Review of Across the Great Divide
Brendan Nolan, an Irish emigrant living in Canada, can't be chastised for singing only well-known songs, even if his idea -- to record an album of emigration songs -- has been done before. His album Across the Great Divide [Ould Segosha Music BNC 002] isn't just a tired rehashing of all the emigration ballads you've ever heard. For one thing, he strays from the path and sings several songs that have nothing to do with emigration. While this is to a certain extent inexplicable (there are certainly enough emigration songs to fill up many, many albums) it does have the effect of breaking up the monotony. Three songs fit this description: "The Devil and the Bailiff," "The Widows Walk," and "All I Remember." "The Devil and the Bailiff," while not unknown on Irish folk albums, is not often recorded, and is a very funny song (well, the first 10 times you hear it, anyway!). The solo vocal-with-bodhran arrangement fits it well. "All I Remember" is Mick Hanly's classic song about growing up in Ireland, and "The Widow's Walk" is a Nolan original about a sailor's wife waiting for her sailor to return.

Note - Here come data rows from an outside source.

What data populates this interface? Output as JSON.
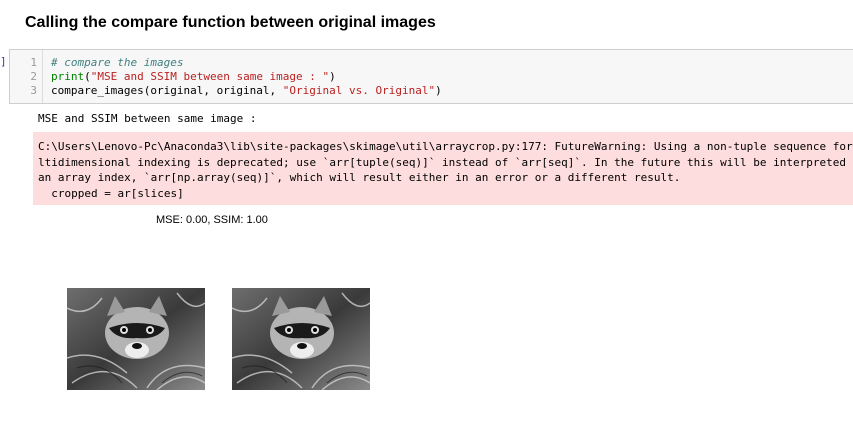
{
  "heading": "Calling the compare function between original images",
  "prompt": "]:",
  "cell": {
    "line_numbers": [
      "1",
      "2",
      "3"
    ],
    "comment": "# compare the images",
    "print_fn": "print",
    "print_arg": "\"MSE and SSIM between same image : \"",
    "compare_call": "compare_images(original, original, ",
    "compare_str": "\"Original vs. Original\""
  },
  "output": {
    "stdout": "MSE and SSIM between same image :",
    "stderr_lines": [
      "C:\\Users\\Lenovo-Pc\\Anaconda3\\lib\\site-packages\\skimage\\util\\arraycrop.py:177: FutureWarning: Using a non-tuple sequence for mu",
      "ltidimensional indexing is deprecated; use `arr[tuple(seq)]` instead of `arr[seq]`. In the future this will be interpreted as",
      "an array index, `arr[np.array(seq)]`, which will result either in an error or a different result.",
      "  cropped = ar[slices]"
    ],
    "metric": "MSE: 0.00, SSIM: 1.00"
  },
  "images": {
    "left_icon": "raccoon-photo",
    "right_icon": "raccoon-photo"
  }
}
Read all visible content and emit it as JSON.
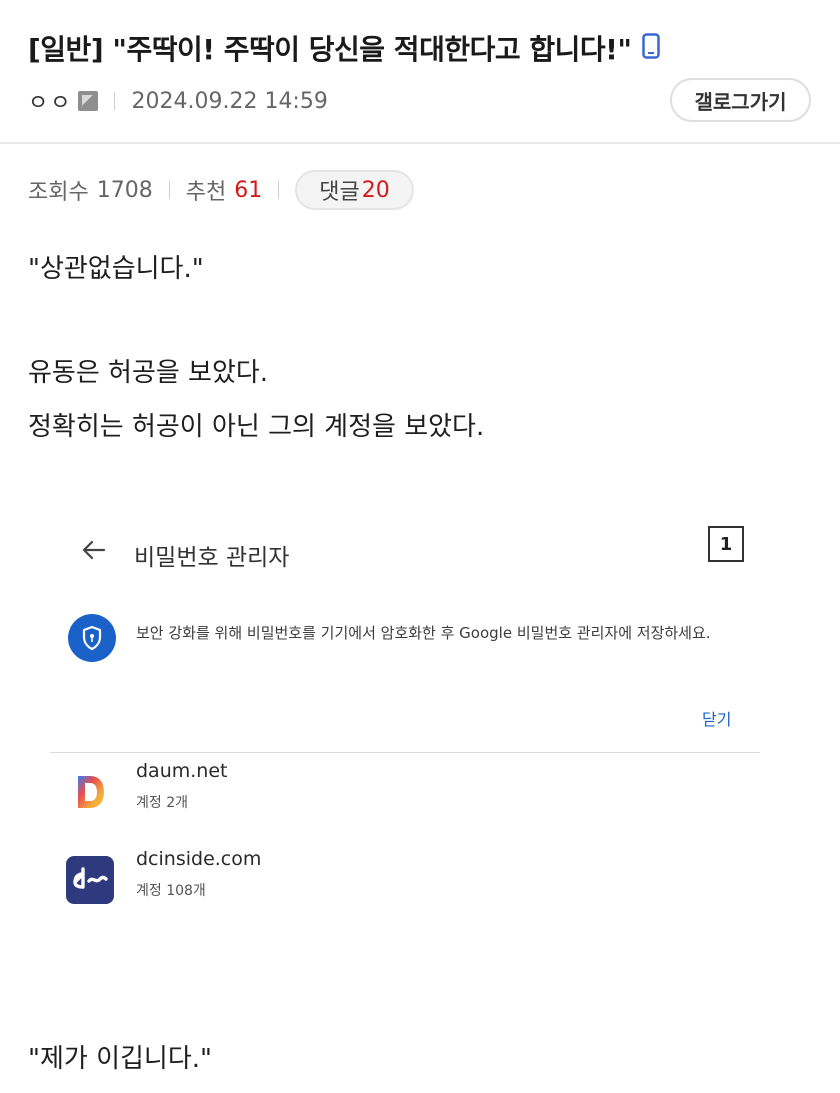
{
  "post": {
    "title": "[일반] \"주딱이! 주딱이 당신을 적대한다고 합니다!\"",
    "author": "ㅇㅇ",
    "datetime": "2024.09.22 14:59",
    "gallog_button": "갤로그가기"
  },
  "stats": {
    "views_label": "조회수",
    "views": "1708",
    "recommend_label": "추천",
    "recommend": "61",
    "comments_label": "댓글",
    "comments": "20"
  },
  "body": {
    "line1": "\"상관없습니다.\"",
    "line2": "유동은 허공을 보았다.",
    "line3": "정확히는 허공이 아닌 그의 계정을 보았다.",
    "line4": "\"제가 이깁니다.\""
  },
  "embedded_screenshot": {
    "title": "비밀번호 관리자",
    "count": "1",
    "notice": "보안 강화를 위해 비밀번호를 기기에서 암호화한 후 Google 비밀번호 관리자에 저장하세요.",
    "close_label": "닫기",
    "sites": [
      {
        "name": "daum.net",
        "accounts": "계정 2개",
        "icon": "daum-logo-icon"
      },
      {
        "name": "dcinside.com",
        "accounts": "계정 108개",
        "icon": "dcinside-logo-icon"
      }
    ]
  },
  "colors": {
    "accent_red": "#d31a1a",
    "google_blue": "#1a62c9",
    "dc_navy": "#2e3a7e"
  }
}
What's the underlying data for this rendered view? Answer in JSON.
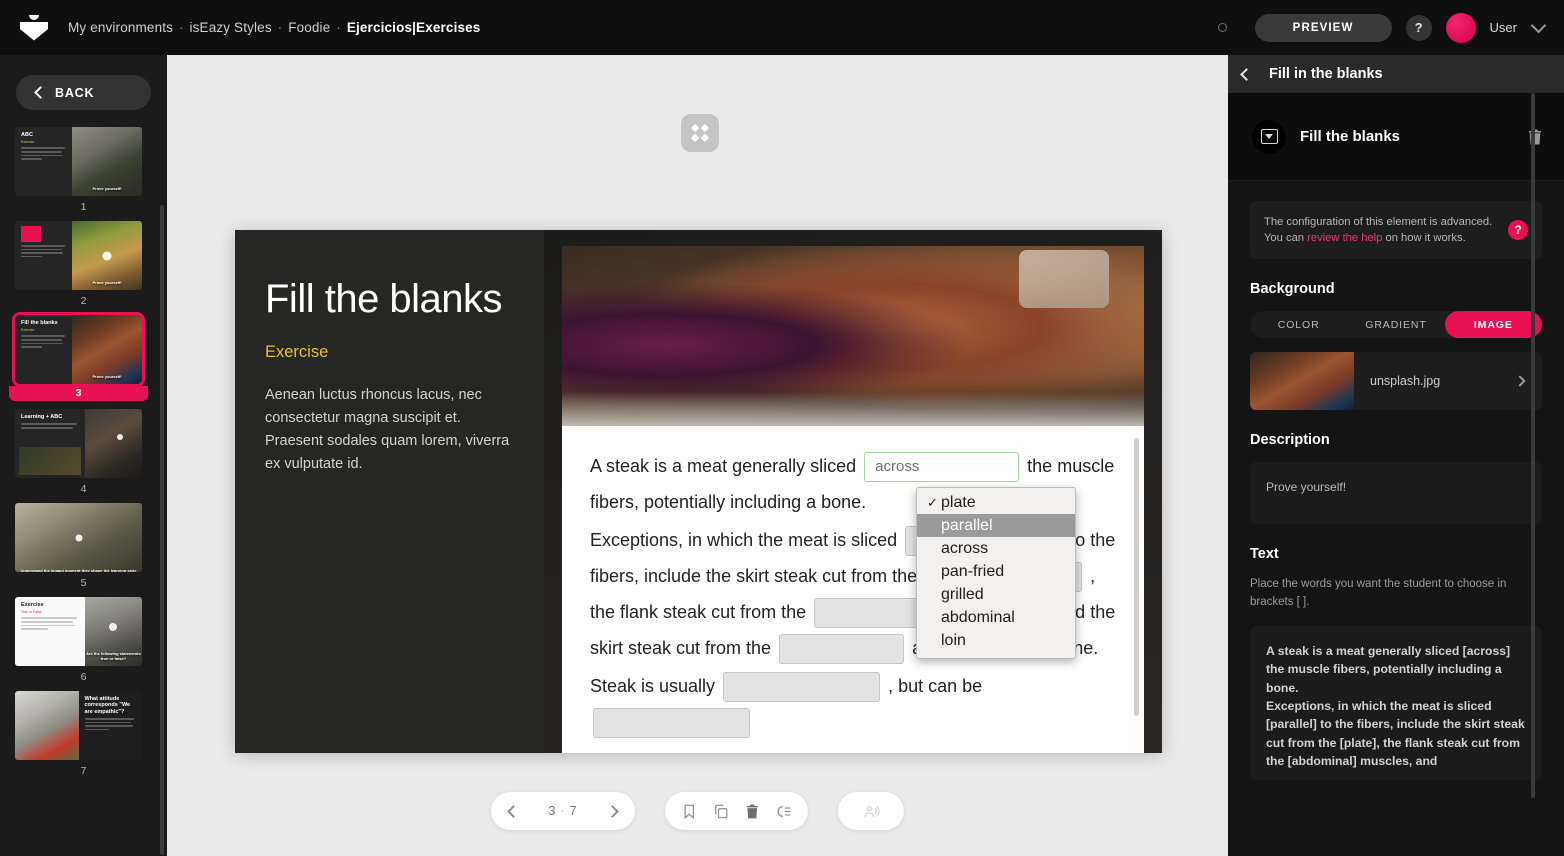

Speaking of Nolan's original songs, they're a highlight of this tape for me; after all, while it's always nice to hear another version of "Paddy's Green Shamrock Shore," or "Welcome Paddy Home," it's also nice to hear new material (Hey, I seem to have said this before. Guess I really mean it!). "The Curse of the Immigrant," about wondering what might have been had he stayed, "North of the Rio Grande," about a Mexican worker who wants to go north, and "Beresford," the classic "nobleman meets servant girl and has to run away from evil father," plot, set in the Ireland of the 1798 rebellion, all help make this tape stand out. A sweet and powerful voice, good basic guitar playing, and tasteful arrangements also help make this a pleasant listen. [Ould Segosha Music / 5160 Mayfair / Montrea1, PQ H4V 2E9 / Canada]